Bronze has been a niche offering in the watch industry for quite some time now – remember the first Panerai Bronzo in 2011? However as time goes on, the case metal continues to grab more and more attention. At the forefront of this push into the mainstream is Oris. Their Carl Brashear limited edition diver from 2016 and the chronograph version from the following year were both huge hits that sold out fairly quickly; and since then, the brand has continued to add other bronze pieces to the catalog. This latest model – the 80th Anniversary Oris Pointer Date – is arguably the best looking and most versatile to date, and the best part is that it’s being serially produced rather than being a limited edition.
Similar but Larger
If this piece already seems oddly familiar to you, here’s why. At Baselworld in 2018, Oris unveiled a similar watch in bronze, though with a few key differences. Its dial is significantly more of a pastel hue when compared to this darker forest green – a shade much closer to the green dialed Divers Sixty-Five model in the current Oris catalog. The previous version also does not use the contrasting red tip for its pointer date hand, though this is much more of a subtle detail overall. Realistically, the biggest shift between the two models is case size – so much so that the shift in dimensions is enough to take the watch from being a complete deal-breaker to an appealing option for many collectors in the room.
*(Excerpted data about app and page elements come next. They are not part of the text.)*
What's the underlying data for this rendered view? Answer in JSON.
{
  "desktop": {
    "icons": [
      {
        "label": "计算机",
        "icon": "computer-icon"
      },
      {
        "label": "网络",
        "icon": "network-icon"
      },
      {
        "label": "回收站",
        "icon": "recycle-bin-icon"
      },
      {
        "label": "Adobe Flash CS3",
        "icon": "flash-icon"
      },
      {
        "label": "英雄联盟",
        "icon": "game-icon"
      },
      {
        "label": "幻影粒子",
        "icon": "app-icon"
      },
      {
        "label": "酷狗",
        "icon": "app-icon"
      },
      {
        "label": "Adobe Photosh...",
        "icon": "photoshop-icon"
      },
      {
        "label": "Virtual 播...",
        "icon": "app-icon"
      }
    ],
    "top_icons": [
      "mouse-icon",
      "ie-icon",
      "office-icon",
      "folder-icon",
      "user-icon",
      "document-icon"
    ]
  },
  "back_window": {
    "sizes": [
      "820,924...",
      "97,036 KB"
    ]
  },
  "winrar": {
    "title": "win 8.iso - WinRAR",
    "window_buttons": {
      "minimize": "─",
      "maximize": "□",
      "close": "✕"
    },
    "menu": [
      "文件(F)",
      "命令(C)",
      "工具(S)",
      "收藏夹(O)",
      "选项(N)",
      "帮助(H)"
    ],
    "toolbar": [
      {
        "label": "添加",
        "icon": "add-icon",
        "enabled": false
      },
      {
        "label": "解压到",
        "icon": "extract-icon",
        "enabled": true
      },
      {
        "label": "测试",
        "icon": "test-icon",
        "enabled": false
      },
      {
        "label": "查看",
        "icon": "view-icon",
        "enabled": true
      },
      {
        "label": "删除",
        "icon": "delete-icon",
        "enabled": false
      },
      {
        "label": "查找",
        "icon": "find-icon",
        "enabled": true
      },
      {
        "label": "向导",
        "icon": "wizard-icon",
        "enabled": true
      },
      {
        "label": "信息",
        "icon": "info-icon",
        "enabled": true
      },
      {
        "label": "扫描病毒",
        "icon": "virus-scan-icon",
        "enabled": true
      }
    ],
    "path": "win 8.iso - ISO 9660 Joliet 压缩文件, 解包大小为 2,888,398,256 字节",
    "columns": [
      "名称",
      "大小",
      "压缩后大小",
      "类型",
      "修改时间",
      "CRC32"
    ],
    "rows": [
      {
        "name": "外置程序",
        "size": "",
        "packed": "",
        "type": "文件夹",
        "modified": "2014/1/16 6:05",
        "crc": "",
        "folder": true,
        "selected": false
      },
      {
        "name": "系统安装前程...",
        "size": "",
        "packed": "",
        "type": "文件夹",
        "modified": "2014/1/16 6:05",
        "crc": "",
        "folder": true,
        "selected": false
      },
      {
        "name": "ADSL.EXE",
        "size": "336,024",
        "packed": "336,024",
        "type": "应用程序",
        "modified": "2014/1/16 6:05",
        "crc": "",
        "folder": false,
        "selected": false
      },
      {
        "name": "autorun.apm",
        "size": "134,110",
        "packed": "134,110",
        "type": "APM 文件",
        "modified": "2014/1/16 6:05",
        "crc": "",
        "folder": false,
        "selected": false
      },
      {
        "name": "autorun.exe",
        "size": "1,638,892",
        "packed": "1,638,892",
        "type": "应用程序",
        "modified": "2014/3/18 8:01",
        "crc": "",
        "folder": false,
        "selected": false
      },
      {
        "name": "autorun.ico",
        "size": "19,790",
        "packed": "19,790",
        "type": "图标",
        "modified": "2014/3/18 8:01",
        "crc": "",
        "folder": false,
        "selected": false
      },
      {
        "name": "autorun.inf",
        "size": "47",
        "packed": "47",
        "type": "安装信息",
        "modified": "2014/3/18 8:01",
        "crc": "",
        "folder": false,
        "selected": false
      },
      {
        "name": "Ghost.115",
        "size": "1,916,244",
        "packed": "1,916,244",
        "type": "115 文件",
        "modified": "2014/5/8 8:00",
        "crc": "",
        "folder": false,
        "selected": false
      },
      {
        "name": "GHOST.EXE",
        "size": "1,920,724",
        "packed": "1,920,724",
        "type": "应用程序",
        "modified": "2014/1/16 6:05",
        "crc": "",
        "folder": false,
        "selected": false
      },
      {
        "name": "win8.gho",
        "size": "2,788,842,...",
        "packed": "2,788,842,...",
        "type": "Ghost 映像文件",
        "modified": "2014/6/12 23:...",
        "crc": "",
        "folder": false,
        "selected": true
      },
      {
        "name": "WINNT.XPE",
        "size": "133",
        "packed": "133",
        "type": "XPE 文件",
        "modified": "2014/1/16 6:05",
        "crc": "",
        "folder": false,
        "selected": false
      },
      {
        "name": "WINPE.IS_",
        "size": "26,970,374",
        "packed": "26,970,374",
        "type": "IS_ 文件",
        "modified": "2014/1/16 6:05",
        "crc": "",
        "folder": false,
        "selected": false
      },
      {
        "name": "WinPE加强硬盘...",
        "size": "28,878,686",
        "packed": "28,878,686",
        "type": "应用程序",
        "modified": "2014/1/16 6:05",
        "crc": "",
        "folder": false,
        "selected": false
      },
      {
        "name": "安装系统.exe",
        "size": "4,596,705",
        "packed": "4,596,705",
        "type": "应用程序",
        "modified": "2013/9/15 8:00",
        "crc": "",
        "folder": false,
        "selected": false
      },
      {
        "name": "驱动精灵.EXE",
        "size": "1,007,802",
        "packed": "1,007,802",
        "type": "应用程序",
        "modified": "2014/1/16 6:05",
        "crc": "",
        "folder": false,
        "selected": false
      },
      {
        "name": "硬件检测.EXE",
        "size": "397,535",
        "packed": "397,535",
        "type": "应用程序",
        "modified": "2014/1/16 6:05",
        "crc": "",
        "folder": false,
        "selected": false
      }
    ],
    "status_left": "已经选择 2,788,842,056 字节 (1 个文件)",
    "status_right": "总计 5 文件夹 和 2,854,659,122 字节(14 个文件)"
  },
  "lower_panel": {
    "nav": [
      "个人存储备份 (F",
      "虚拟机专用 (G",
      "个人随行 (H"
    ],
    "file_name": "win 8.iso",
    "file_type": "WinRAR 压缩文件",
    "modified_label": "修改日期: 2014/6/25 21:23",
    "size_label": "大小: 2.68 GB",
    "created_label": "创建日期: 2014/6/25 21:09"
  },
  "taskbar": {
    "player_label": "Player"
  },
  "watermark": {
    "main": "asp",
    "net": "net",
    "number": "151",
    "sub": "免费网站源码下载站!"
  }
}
The first Pointer Date in bronze measures only 36mm, which is fine if you’re coming from a vintage collecting background, but it can seem rather small for those accustomed to the majority of contemporary watches out there. This new version bumps things up to 40mm, landing in a perfect sweet spot for a wide range of tastes and wrist sizes.
Inside the 80th Anniversary Oris Pointer Date
Powering the new version of the Pointer Date is the Oris Caliber 754, which they’ve been using for quite some time in other Pointer Date models. It’s based on the Sellita SW200-1, which Oris uses a fair bit throughout its model range, as it is a tried-and-true utilitarian caliber that seldom has issues. The additional instantaneously jumping pointer date indication makes no impact on its power reserve, remaining at a somewhat modest 38-hours when fully wound. The automatic caliber features little in the way of decoration other than the trademark red-colored Oris winding rotor.
Now the great thing about bronze (and something that has hooked many watch enthusiasts over the years) is patina. Bronze is one of those metals that will develop all sorts of personality over time, and depending on the climate you live in, it can end up looking completely different from its siblings. A watch living in hot and dry Arizona will patina vastly differently than one living in the cold and damp Northeast.
What’s more, tricks like vinegar fuming, liver of sulfur, and others allow owners of bronze watches to play with this patina process on their own should they choose. It’s a lot like one of those “choose your own adventure” books, except in this case there’s no wrong answer that leads you to death. Want to keep it pristine and polished? Go for it. Want to make it look like it was found in a sunken ship? Totally doable.
The fact that this piece comes in a comfortable daily-wear size and is understated enough to match with a bit of everything means that it will have ample opportunity to be exposed to the elements and start its natural shift in a hurry.